  6. ^ Vinícius Las Casas (April 29, 2013). "América se notabiliza na formação de talentos no futebol" [America becomes renowned in forming talents in football] (in Portuguese). Hoje em Dia. Retrieved March 6, 2015.
  7. ^ a b c d e "América Mineiro" (in Portuguese). Arquivo de Clubes. Archived from the original on December 23, 2009. Retrieved August 28, 2008.
  8. ^ a b "América x Atlético" (in Portuguese). Clássicos do Futebol Brasileiro. Retrieved August 28, 2008.
  9. ^ a b c d Enciclopédia do Futebol Brasileiro Lance Volume 1. Rio de Janeiro: Aretê Editorial S/A. 2001. p. 118. ISBN 85-88651-01-7.
  10. ^ "Brazil 1997 Championship – Second Level (Série B)" (in Portuguese). RSSSF. February 18, 2000. Archived from the original on October 8, 2007. Retrieved August 28, 2008.
  11. ^ "Copa Sul-Minas 2000" (in Portuguese). RSSSF. August 25, 2008. Archived from the original on October 11, 2007. Retrieved August 28, 2008.
  12. ^ "Brazil 2004 Championship – Second Level (Série B)" (in Portuguese). RSSSF. December 5, 2004. Archived from the original on April 12, 2008. Retrieved August 28, 2008.
  13. ^ "Minas Gerais State Championship 2007" (in Portuguese). RSSSF. May 30, 2007. Archived from the original on December 10, 2007. Retrieved August 28, 2008.

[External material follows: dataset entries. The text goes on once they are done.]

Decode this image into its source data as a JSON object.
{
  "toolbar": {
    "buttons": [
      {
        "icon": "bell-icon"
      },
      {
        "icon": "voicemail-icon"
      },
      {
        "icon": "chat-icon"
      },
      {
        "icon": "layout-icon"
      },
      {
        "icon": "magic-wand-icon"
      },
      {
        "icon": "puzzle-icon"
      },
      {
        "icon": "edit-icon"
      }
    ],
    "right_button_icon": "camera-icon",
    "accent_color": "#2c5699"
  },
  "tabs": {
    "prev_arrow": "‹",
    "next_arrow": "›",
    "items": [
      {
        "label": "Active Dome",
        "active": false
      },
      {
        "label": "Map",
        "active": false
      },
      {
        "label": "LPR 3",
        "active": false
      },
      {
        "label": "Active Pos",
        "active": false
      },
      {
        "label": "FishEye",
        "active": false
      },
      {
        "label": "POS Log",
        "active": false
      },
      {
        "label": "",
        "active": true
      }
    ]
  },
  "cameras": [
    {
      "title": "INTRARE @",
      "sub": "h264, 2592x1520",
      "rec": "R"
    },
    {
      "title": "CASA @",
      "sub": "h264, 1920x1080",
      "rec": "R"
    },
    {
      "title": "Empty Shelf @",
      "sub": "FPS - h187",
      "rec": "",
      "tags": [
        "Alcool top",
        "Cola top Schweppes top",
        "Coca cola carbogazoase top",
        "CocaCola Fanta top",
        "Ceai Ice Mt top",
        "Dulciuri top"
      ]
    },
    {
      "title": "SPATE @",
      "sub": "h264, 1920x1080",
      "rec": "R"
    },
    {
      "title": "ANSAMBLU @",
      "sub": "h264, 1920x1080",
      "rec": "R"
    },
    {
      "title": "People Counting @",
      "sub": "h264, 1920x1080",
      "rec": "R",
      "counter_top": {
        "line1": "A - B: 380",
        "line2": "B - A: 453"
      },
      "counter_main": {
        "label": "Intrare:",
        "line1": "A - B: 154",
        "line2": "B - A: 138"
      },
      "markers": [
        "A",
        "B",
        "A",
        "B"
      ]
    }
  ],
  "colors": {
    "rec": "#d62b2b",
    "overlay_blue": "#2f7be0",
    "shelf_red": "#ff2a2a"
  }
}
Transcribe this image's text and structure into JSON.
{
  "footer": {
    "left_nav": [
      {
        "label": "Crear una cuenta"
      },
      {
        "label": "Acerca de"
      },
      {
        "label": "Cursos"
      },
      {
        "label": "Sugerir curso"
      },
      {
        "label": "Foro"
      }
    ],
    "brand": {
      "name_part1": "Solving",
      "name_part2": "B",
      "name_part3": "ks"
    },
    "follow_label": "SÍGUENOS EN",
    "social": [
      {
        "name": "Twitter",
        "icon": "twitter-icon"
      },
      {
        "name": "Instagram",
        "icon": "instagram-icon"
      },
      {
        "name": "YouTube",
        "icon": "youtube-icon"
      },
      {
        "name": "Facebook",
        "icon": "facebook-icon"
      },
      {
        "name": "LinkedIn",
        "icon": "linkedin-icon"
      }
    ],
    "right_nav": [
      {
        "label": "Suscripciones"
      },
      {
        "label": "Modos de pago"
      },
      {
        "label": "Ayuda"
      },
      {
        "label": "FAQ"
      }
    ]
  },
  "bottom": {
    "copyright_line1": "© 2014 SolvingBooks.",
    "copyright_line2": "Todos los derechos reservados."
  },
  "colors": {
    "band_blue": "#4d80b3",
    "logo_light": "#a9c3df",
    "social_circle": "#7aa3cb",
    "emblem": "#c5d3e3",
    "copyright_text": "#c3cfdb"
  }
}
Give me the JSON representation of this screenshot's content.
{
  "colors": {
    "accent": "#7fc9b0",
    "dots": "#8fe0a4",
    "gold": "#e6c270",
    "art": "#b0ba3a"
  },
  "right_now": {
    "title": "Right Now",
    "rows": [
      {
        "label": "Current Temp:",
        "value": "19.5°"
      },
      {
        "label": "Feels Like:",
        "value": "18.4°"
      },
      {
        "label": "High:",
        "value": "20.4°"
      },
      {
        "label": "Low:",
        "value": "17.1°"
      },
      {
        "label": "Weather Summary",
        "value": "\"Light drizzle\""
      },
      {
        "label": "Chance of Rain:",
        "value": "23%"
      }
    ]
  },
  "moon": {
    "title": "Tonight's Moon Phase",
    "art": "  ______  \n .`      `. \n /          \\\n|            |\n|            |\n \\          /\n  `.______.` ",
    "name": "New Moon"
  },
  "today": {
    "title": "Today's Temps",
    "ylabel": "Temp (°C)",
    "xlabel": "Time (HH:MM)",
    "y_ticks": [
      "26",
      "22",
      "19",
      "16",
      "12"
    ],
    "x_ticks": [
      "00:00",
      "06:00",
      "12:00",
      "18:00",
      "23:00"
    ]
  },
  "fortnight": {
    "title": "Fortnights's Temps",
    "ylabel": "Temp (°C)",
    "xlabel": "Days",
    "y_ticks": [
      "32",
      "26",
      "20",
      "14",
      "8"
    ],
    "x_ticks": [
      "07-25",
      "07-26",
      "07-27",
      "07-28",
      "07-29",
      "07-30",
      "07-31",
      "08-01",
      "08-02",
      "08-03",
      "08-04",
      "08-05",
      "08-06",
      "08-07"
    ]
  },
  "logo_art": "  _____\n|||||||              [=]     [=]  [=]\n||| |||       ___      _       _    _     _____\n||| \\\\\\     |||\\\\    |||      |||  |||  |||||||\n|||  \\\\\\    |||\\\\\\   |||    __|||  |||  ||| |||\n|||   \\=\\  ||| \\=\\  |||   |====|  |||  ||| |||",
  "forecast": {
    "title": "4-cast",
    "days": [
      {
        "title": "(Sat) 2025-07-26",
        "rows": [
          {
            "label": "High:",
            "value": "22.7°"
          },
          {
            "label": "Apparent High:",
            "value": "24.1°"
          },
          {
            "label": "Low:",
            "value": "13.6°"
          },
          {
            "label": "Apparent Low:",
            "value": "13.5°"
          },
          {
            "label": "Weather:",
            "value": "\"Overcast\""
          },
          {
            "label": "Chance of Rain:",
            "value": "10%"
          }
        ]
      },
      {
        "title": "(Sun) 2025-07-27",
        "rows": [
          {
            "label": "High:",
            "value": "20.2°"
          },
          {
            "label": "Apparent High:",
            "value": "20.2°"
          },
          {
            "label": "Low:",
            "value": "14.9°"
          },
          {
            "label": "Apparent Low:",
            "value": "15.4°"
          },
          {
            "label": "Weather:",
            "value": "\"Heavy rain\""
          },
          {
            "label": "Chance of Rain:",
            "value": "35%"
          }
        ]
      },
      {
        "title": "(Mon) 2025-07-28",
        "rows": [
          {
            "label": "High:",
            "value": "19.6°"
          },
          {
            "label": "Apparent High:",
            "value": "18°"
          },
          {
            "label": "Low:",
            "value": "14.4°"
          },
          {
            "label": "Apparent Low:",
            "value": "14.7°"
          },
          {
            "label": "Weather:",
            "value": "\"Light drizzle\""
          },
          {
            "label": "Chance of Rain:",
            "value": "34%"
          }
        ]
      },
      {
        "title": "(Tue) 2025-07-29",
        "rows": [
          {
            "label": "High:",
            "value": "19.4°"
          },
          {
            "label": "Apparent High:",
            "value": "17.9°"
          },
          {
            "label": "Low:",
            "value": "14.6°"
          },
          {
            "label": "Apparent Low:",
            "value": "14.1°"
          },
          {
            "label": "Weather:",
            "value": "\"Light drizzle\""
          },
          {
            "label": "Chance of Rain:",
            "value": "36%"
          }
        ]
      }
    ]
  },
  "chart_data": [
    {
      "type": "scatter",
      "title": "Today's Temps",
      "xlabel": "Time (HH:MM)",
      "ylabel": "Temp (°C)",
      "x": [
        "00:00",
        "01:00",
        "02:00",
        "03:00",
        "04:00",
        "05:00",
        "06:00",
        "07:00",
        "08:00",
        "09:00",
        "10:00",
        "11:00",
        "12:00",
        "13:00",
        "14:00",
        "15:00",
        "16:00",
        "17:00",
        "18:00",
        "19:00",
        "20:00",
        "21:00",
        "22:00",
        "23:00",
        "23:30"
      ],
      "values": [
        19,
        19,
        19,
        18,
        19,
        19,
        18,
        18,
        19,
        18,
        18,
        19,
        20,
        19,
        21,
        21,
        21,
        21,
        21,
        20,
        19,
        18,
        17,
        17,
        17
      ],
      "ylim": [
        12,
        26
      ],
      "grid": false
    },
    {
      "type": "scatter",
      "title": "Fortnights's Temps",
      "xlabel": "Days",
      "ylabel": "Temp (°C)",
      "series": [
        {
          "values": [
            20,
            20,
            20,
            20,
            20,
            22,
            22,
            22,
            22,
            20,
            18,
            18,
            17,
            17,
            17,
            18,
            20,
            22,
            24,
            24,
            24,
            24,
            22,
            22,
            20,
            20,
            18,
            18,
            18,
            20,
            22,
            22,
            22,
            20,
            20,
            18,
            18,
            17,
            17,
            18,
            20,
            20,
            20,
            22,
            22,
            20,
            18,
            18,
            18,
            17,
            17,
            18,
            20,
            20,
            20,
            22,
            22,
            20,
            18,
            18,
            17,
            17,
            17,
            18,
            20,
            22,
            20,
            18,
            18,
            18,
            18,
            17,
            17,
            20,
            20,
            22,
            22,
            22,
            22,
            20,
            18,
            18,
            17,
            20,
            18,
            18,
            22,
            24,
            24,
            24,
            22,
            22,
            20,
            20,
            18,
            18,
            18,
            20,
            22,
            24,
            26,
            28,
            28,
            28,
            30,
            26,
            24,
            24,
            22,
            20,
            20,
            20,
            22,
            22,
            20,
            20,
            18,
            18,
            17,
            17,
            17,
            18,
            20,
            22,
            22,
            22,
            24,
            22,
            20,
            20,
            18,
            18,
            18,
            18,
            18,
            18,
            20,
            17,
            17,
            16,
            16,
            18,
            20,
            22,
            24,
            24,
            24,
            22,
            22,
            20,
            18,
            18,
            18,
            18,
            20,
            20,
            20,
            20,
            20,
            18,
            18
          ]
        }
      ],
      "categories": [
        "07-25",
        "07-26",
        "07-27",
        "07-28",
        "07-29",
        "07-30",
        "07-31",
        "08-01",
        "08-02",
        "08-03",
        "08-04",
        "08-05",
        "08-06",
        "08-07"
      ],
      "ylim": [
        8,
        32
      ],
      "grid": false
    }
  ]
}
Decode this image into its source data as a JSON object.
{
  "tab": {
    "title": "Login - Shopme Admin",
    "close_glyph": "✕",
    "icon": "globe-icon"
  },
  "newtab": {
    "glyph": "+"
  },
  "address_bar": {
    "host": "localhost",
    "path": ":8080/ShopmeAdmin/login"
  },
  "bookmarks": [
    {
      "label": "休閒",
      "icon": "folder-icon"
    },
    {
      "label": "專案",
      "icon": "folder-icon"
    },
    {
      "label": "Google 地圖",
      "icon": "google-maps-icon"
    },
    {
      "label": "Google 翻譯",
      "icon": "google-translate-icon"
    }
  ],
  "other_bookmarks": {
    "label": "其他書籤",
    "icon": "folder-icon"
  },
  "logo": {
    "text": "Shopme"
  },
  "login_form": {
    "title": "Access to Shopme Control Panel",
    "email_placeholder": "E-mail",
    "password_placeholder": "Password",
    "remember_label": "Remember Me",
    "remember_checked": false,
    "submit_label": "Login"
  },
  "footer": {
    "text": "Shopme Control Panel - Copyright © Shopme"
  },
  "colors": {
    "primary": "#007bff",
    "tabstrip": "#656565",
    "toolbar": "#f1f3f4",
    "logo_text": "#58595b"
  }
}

  14. ^ "América-MG vence o ASA e conquista o título da Série C" (in Portuguese). UOL Esporte. September 19, 2009. Retrieved September 19, 2009.
  15. ^ "América-MG segura empate, no sufoco, e garante retorno à Série A" [America-MG secure ties with difficulties and returns to the first division] (in Portuguese). UOL. November 27, 2010. Retrieved May 6, 2015.
  16. ^ "América e Taiti iniciam parceria Três atletas sub-20 devem fazer período de adaptação no clube" [América and Tahiti start partnership. Three athletes are in adaptation period in the club] (in Portuguese). América Futebol Clube. Retrieved March 6, 2015.
  17. ^ "Hinos do América" (in Portuguese). América Futebol Clube (MG) official website. Archived from the original on March 29, 2008. Retrieved August 28, 2008.
  18. ^ "De férias, Alex Mineiro pode voltar ao futebol brasileiro" (in Portuguese). Último Segundo iG. December 15, 2006. Archived from the original on May 11, 2008. Retrieved August 28, 2008.
  19. ^ "América x Atlético – Resultadoa" (in Portuguese). Clássicos do Futebol Brasileiro. Retrieved October 6, 2008.

External linksEdit